“I think it’s the best thing we’ve done in the Berry Jazz Program to bring him here,” David said. “It’s a glimpse into what making music at the highest level does for the human experience. And hearing it live is pretty cool. Doing it live is even better.”
Junior Nicole Harris was one of the students in the jazz band who got the opportunity to play with Carlock live on stage. She has been in the Jazz Ensemble for two years. Harris said this was the first time they have played a band’s music with a member of that band as a guest artist.
“Keith Carlock was awesome,” Harris said. “It was amazing to perform with him because you can really tell he loves music. It’s truly his passion. It elevates him to another level.”
Paolo Fransisco, a freshman music minor, attended the clinic and the jazz concert.

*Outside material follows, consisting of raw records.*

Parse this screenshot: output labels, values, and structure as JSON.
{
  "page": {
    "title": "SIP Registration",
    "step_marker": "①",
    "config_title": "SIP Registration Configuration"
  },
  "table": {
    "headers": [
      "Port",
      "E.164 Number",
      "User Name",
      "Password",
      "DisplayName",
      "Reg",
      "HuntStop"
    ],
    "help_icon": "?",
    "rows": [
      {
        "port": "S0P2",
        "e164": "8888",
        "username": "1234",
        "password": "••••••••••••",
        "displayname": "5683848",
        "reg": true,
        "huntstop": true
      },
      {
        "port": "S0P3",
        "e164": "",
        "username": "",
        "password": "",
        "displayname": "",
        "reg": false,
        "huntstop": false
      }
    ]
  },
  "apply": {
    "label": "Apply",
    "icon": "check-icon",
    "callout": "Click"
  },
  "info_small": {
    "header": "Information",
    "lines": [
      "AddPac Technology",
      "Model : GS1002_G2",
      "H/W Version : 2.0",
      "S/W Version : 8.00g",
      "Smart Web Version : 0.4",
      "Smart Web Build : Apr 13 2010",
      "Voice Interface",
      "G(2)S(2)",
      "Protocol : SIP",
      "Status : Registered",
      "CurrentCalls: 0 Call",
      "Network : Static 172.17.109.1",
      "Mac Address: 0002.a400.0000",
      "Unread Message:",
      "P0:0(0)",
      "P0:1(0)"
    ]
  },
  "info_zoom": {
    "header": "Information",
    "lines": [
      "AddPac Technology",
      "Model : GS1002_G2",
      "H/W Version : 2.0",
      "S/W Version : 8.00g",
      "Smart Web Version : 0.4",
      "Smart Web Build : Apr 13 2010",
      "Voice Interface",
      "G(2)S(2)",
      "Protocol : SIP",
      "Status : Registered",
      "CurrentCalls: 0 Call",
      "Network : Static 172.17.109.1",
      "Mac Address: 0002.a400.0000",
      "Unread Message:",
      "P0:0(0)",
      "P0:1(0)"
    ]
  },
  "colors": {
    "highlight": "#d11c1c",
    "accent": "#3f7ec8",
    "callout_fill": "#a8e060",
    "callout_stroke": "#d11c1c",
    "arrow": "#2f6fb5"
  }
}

“Keith Carlock is a crazy one on drums,” Francisco said. “Probably Berry’s best event that we could have. For Berry to have someone of that magnitude come and play with the jazz band is huge. It’s a different aura in there.”
Francisco said he did a good job of explaining his thought process and answering student questions during the clinic.
Sophomore Timothy Wooley has been playing drums for nine years, and has gone to numerous concerts, but Carlock was the most impressive drummer he has ever seen perform live.
“It was a once in a lifetime opportunity,” Wooley said. “It was a good experience and it taught me a lot about what it is like to play drums professionally. It allowed me to meet a really cool guy with lots of skills related to things I enjoy.”
Wooley said he also learned a lot of the headspace which is necessary for improvisation and professional drumming as a whole.
David would love to have more events like this in the future. Next year he would like to do a concert focusing on a great jazz singer.